M: “Since 2002 I have released four albums, and I have collaborated with other American and British artists. I went to the US and Europe for tours, and my last album was released in November last year. I am also doing some live performances in Japan and in Europe.”
Didn’t you also release a digital mini-album this year?
M: “Yes, I did! My new album was released last year, but in March I also released some songs digitally.”
What is the concept of your new album?
M: “I have two concepts for it. First, my album the title is called ‘muguet feerique’ which means ‘Lily Fairy’ in French, and in France people give lilies to others for good health. So my album means that I want to offer health for my fans. The other concept is related to how I first began my music career. At first I was painting and I listened to music in my head when I was doing that and I wanted to take the music out of my head and that’s how things started. I think there are little fairies living in my head, and I wanted to take them from my head and put them into my music. With this album I recorded the music exactly as it was in my head.”
You have collaborated with a lot of artists. Is there anyone you would personally like to work with in the future?
M: “I am already planning to collaborate with some French artists right now, and I am looking forward to doing that. I really like Kate Bush and British artists, but maybe it’s really difficult to collaborate with Kate Bush since she is so famous. But one day I would like to collaborate with British artists that I like since I like British music a lot.”
Do you have any other artists that you like?
M: “I really like Peter Gabriel, Imogen Heap and Radiohead too.”

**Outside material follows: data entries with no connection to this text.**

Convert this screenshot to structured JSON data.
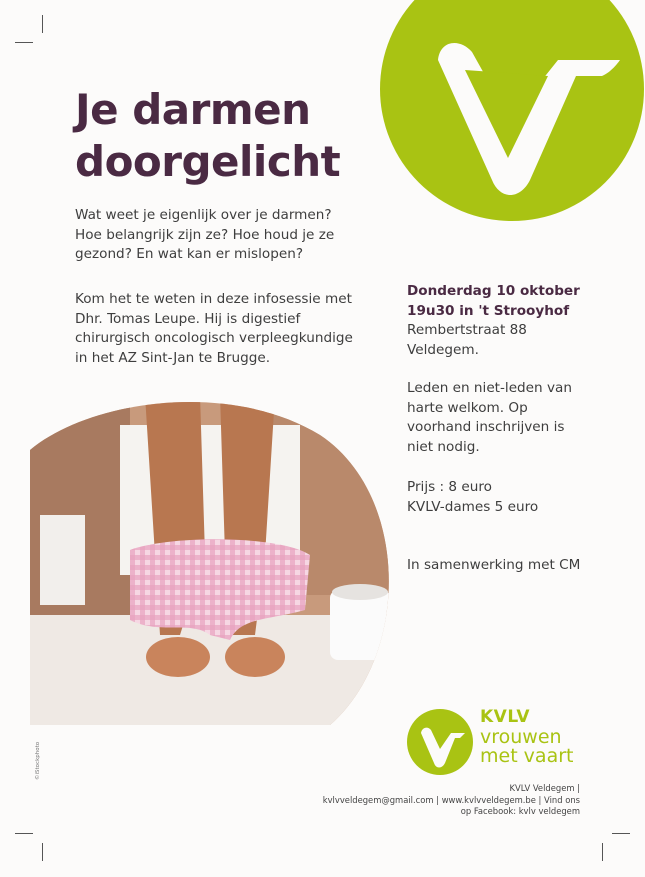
{
  "title_line1": "Je darmen",
  "title_line2": "doorgelicht",
  "intro": [
    "Wat weet je eigenlijk over je darmen?",
    "Hoe belangrijk zijn ze? Hoe houd je ze",
    "gezond? En wat kan er mislopen?"
  ],
  "speaker": [
    "Kom het te weten in deze infosessie met",
    "Dhr. Tomas Leupe. Hij is digestief",
    "chirurgisch oncologisch verpleegkundige",
    "in het AZ Sint-Jan te Brugge."
  ],
  "event": {
    "date": "Donderdag 10 oktober",
    "time_place": "19u30 in 't Strooyhof",
    "address1": "Rembertstraat  88",
    "address2": "Veldegem."
  },
  "welcome": [
    "Leden en niet-leden van",
    "harte welkom. Op",
    "voorhand inschrijven is",
    "niet nodig."
  ],
  "price": [
    "Prijs : 8 euro",
    "KVLV-dames 5 euro"
  ],
  "partner": "In samenwerking met CM",
  "brand": {
    "name": "KVLV",
    "tag1": "vrouwen",
    "tag2": "met vaart"
  },
  "footer": [
    "KVLV Veldegem |",
    "kvlvveldegem@gmail.com | www.kvlvveldegem.be | Vind ons",
    "op Facebook: kvlv veldegem"
  ],
  "photo_credit": "©iStockphoto",
  "colors": {
    "accent": "#a9c313",
    "title": "#4a2a43"
  },
  "icons": {
    "logo": "kvlv-v-logo"
  }
}
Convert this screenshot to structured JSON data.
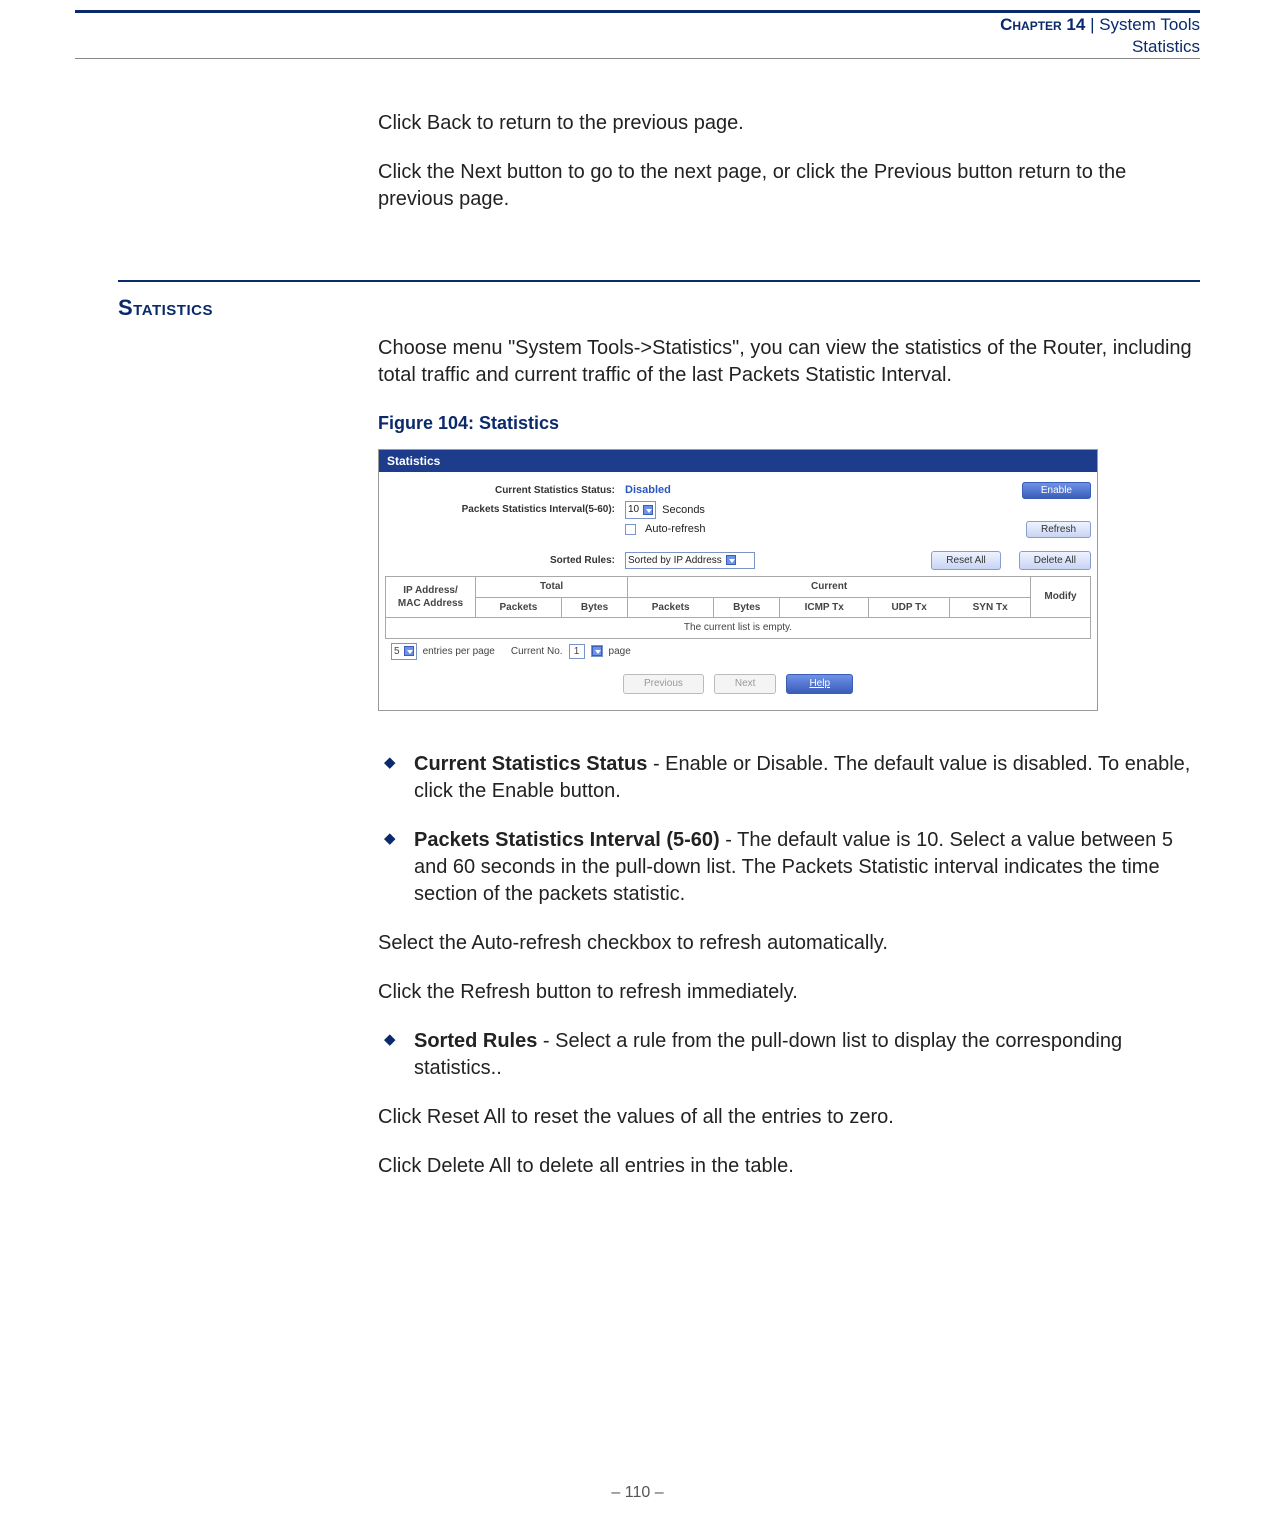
{
  "header": {
    "chapter_label": "Chapter 14",
    "separator": "  |  ",
    "line1_right": "System Tools",
    "line2": "Statistics"
  },
  "intro": {
    "p1": "Click Back to return to the previous page.",
    "p2": "Click the Next button to go to the next page, or click the Previous button return to the previous page."
  },
  "section": {
    "heading": "Statistics",
    "p1": "Choose menu \"System Tools->Statistics\", you can view the statistics of the Router, including total traffic and current traffic of the last Packets Statistic Interval.",
    "figure_label": "Figure 104:  Statistics",
    "figure": {
      "title": "Statistics",
      "row_status_label": "Current Statistics Status:",
      "row_status_value": "Disabled",
      "btn_enable": "Enable",
      "row_interval_label": "Packets Statistics Interval(5-60):",
      "row_interval_value": "10",
      "row_interval_unit": "Seconds",
      "auto_refresh_label": "Auto-refresh",
      "btn_refresh": "Refresh",
      "row_sorted_label": "Sorted Rules:",
      "row_sorted_value": "Sorted by IP Address",
      "btn_reset_all": "Reset All",
      "btn_delete_all": "Delete All",
      "table": {
        "col0": "IP Address/\nMAC Address",
        "grp_total": "Total",
        "grp_current": "Current",
        "col_packets": "Packets",
        "col_bytes": "Bytes",
        "col_packets2": "Packets",
        "col_bytes2": "Bytes",
        "col_icmp": "ICMP Tx",
        "col_udp": "UDP Tx",
        "col_syn": "SYN Tx",
        "col_modify": "Modify",
        "empty": "The current list is empty."
      },
      "entries_val": "5",
      "entries_label": "entries per page",
      "current_no_label": "Current No.",
      "current_no_val": "1",
      "page_label": "page",
      "btn_prev": "Previous",
      "btn_next": "Next",
      "btn_help": "Help"
    },
    "bullets": {
      "b1_bold": "Current Statistics Status",
      "b1_rest": " - Enable or Disable. The default value is disabled. To enable, click the Enable button.",
      "b2_bold": "Packets Statistics Interval (5-60)",
      "b2_rest": " - The default value is 10. Select a value between 5 and 60 seconds in the pull-down list. The Packets Statistic interval indicates the time section of the packets statistic.",
      "p3": "Select the Auto-refresh checkbox to refresh automatically.",
      "p4": "Click the Refresh button to refresh immediately.",
      "b3_bold": "Sorted Rules",
      "b3_rest": " - Select a rule from the pull-down list to display the corresponding statistics..",
      "p5": "Click Reset All to reset the values of all the entries to zero.",
      "p6": "Click Delete All to delete all entries in the table."
    }
  },
  "page_number": "–  110  –"
}
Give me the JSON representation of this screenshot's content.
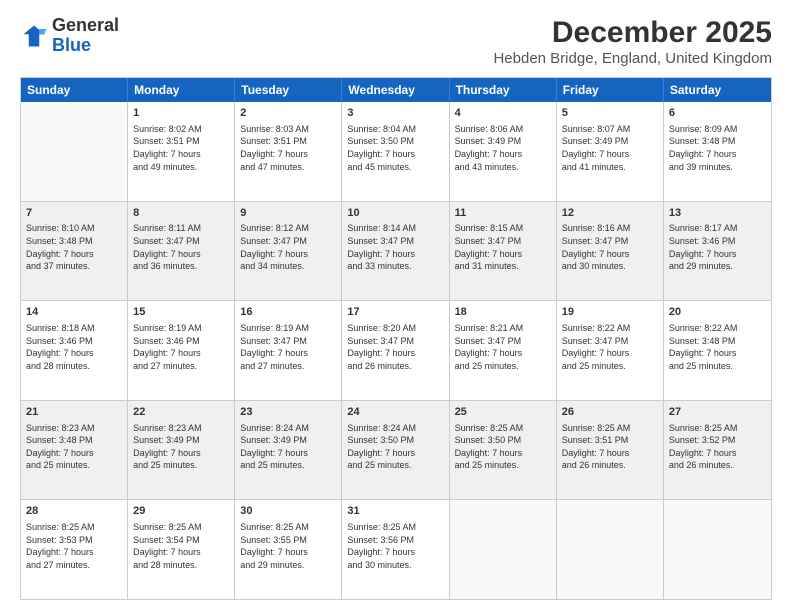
{
  "logo": {
    "general": "General",
    "blue": "Blue"
  },
  "title": "December 2025",
  "subtitle": "Hebden Bridge, England, United Kingdom",
  "days": [
    "Sunday",
    "Monday",
    "Tuesday",
    "Wednesday",
    "Thursday",
    "Friday",
    "Saturday"
  ],
  "rows": [
    [
      {
        "day": "",
        "info": "",
        "empty": true
      },
      {
        "day": "1",
        "info": "Sunrise: 8:02 AM\nSunset: 3:51 PM\nDaylight: 7 hours\nand 49 minutes.",
        "shaded": false
      },
      {
        "day": "2",
        "info": "Sunrise: 8:03 AM\nSunset: 3:51 PM\nDaylight: 7 hours\nand 47 minutes.",
        "shaded": false
      },
      {
        "day": "3",
        "info": "Sunrise: 8:04 AM\nSunset: 3:50 PM\nDaylight: 7 hours\nand 45 minutes.",
        "shaded": false
      },
      {
        "day": "4",
        "info": "Sunrise: 8:06 AM\nSunset: 3:49 PM\nDaylight: 7 hours\nand 43 minutes.",
        "shaded": false
      },
      {
        "day": "5",
        "info": "Sunrise: 8:07 AM\nSunset: 3:49 PM\nDaylight: 7 hours\nand 41 minutes.",
        "shaded": false
      },
      {
        "day": "6",
        "info": "Sunrise: 8:09 AM\nSunset: 3:48 PM\nDaylight: 7 hours\nand 39 minutes.",
        "shaded": false
      }
    ],
    [
      {
        "day": "7",
        "info": "Sunrise: 8:10 AM\nSunset: 3:48 PM\nDaylight: 7 hours\nand 37 minutes.",
        "shaded": true
      },
      {
        "day": "8",
        "info": "Sunrise: 8:11 AM\nSunset: 3:47 PM\nDaylight: 7 hours\nand 36 minutes.",
        "shaded": true
      },
      {
        "day": "9",
        "info": "Sunrise: 8:12 AM\nSunset: 3:47 PM\nDaylight: 7 hours\nand 34 minutes.",
        "shaded": true
      },
      {
        "day": "10",
        "info": "Sunrise: 8:14 AM\nSunset: 3:47 PM\nDaylight: 7 hours\nand 33 minutes.",
        "shaded": true
      },
      {
        "day": "11",
        "info": "Sunrise: 8:15 AM\nSunset: 3:47 PM\nDaylight: 7 hours\nand 31 minutes.",
        "shaded": true
      },
      {
        "day": "12",
        "info": "Sunrise: 8:16 AM\nSunset: 3:47 PM\nDaylight: 7 hours\nand 30 minutes.",
        "shaded": true
      },
      {
        "day": "13",
        "info": "Sunrise: 8:17 AM\nSunset: 3:46 PM\nDaylight: 7 hours\nand 29 minutes.",
        "shaded": true
      }
    ],
    [
      {
        "day": "14",
        "info": "Sunrise: 8:18 AM\nSunset: 3:46 PM\nDaylight: 7 hours\nand 28 minutes.",
        "shaded": false
      },
      {
        "day": "15",
        "info": "Sunrise: 8:19 AM\nSunset: 3:46 PM\nDaylight: 7 hours\nand 27 minutes.",
        "shaded": false
      },
      {
        "day": "16",
        "info": "Sunrise: 8:19 AM\nSunset: 3:47 PM\nDaylight: 7 hours\nand 27 minutes.",
        "shaded": false
      },
      {
        "day": "17",
        "info": "Sunrise: 8:20 AM\nSunset: 3:47 PM\nDaylight: 7 hours\nand 26 minutes.",
        "shaded": false
      },
      {
        "day": "18",
        "info": "Sunrise: 8:21 AM\nSunset: 3:47 PM\nDaylight: 7 hours\nand 25 minutes.",
        "shaded": false
      },
      {
        "day": "19",
        "info": "Sunrise: 8:22 AM\nSunset: 3:47 PM\nDaylight: 7 hours\nand 25 minutes.",
        "shaded": false
      },
      {
        "day": "20",
        "info": "Sunrise: 8:22 AM\nSunset: 3:48 PM\nDaylight: 7 hours\nand 25 minutes.",
        "shaded": false
      }
    ],
    [
      {
        "day": "21",
        "info": "Sunrise: 8:23 AM\nSunset: 3:48 PM\nDaylight: 7 hours\nand 25 minutes.",
        "shaded": true
      },
      {
        "day": "22",
        "info": "Sunrise: 8:23 AM\nSunset: 3:49 PM\nDaylight: 7 hours\nand 25 minutes.",
        "shaded": true
      },
      {
        "day": "23",
        "info": "Sunrise: 8:24 AM\nSunset: 3:49 PM\nDaylight: 7 hours\nand 25 minutes.",
        "shaded": true
      },
      {
        "day": "24",
        "info": "Sunrise: 8:24 AM\nSunset: 3:50 PM\nDaylight: 7 hours\nand 25 minutes.",
        "shaded": true
      },
      {
        "day": "25",
        "info": "Sunrise: 8:25 AM\nSunset: 3:50 PM\nDaylight: 7 hours\nand 25 minutes.",
        "shaded": true
      },
      {
        "day": "26",
        "info": "Sunrise: 8:25 AM\nSunset: 3:51 PM\nDaylight: 7 hours\nand 26 minutes.",
        "shaded": true
      },
      {
        "day": "27",
        "info": "Sunrise: 8:25 AM\nSunset: 3:52 PM\nDaylight: 7 hours\nand 26 minutes.",
        "shaded": true
      }
    ],
    [
      {
        "day": "28",
        "info": "Sunrise: 8:25 AM\nSunset: 3:53 PM\nDaylight: 7 hours\nand 27 minutes.",
        "shaded": false
      },
      {
        "day": "29",
        "info": "Sunrise: 8:25 AM\nSunset: 3:54 PM\nDaylight: 7 hours\nand 28 minutes.",
        "shaded": false
      },
      {
        "day": "30",
        "info": "Sunrise: 8:25 AM\nSunset: 3:55 PM\nDaylight: 7 hours\nand 29 minutes.",
        "shaded": false
      },
      {
        "day": "31",
        "info": "Sunrise: 8:25 AM\nSunset: 3:56 PM\nDaylight: 7 hours\nand 30 minutes.",
        "shaded": false
      },
      {
        "day": "",
        "info": "",
        "empty": true
      },
      {
        "day": "",
        "info": "",
        "empty": true
      },
      {
        "day": "",
        "info": "",
        "empty": true
      }
    ]
  ]
}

How was Yozo-san brought on board and how did you start collaborating together?
Yozo: “Mayuko and I met each other 15 years ago.”
M: “I am a solo artist, but in Japan I sometimes play with a band, and Yozo is the guitarist for that. Every time I ask him to perform in my concerts.”
Y: “There are many opportunities to go abroad, and she wants to play with an instrument in the background. Bass and vocals wouldn’t work, and neither would drums and vocals so that’s why she uses guitar and vocals.”
M: “I respect him.”
Y: “Guitar and vocals sound good together.”
The contrast between Mayuko-san’s singing style and Yozo-san’s guitar style is quite interesting. On paper it may not work, but on stage it really worked well together.
Y: “Thank you.”
If you make the music from what’s in your head Mayuko-san, does Yozo-san collaborate on any of it with you?
Y: “When she makes music in a studio she is the director of everything, and she also writes the guitar tracks. But when we are in a concert together I am free to play.”
Yozo-san, you have a history with collaborating with other musicians. What is your favourite musician that you have worked with apart from Mayuko-san, and who would you like to work with in the future?
M: “He plays in Japan with many other artists. He plays with Ayumi Hamasaki.”
Y: “If the music is good then everything is okay for me, so I don’t have a particular musician I want to play with. If the music is good, then I am happy.”
You seem to have worked with everyone, and that is probably why you don’t have a favourite.
Y: “I am a back-up musician, an invisible musician.”
M: “But he is famous musician in Japan.”
Y: “In the Japanese underground.”
M: “He works with Enka musicians, pop and others. He works with a variety of musicians.”
You played at Japan Expo a few weeks ago, and you have a huge following in France. Do you notice a difference between the French and British audiences?
M: “It’s a little bit different. French people are more enthusiastic in concert, and they share my feelings. In the UK they are more reserved so it is quite interesting. I felt that here the audience was more like critics, and were analysing my music more. That’s meant in a positive way.”
How has your music been received outside of the UK, Japan and France?
M: “I am really happy and excited when I am promoting my music outside of Japan. At the same time, I am a little bit nervous about whether people are accepting me or not, but this excitement and nervousness makes me more powerful. I am really happy I can meet people like you in another country.”
Interview by Roxy Simons and Paul Browne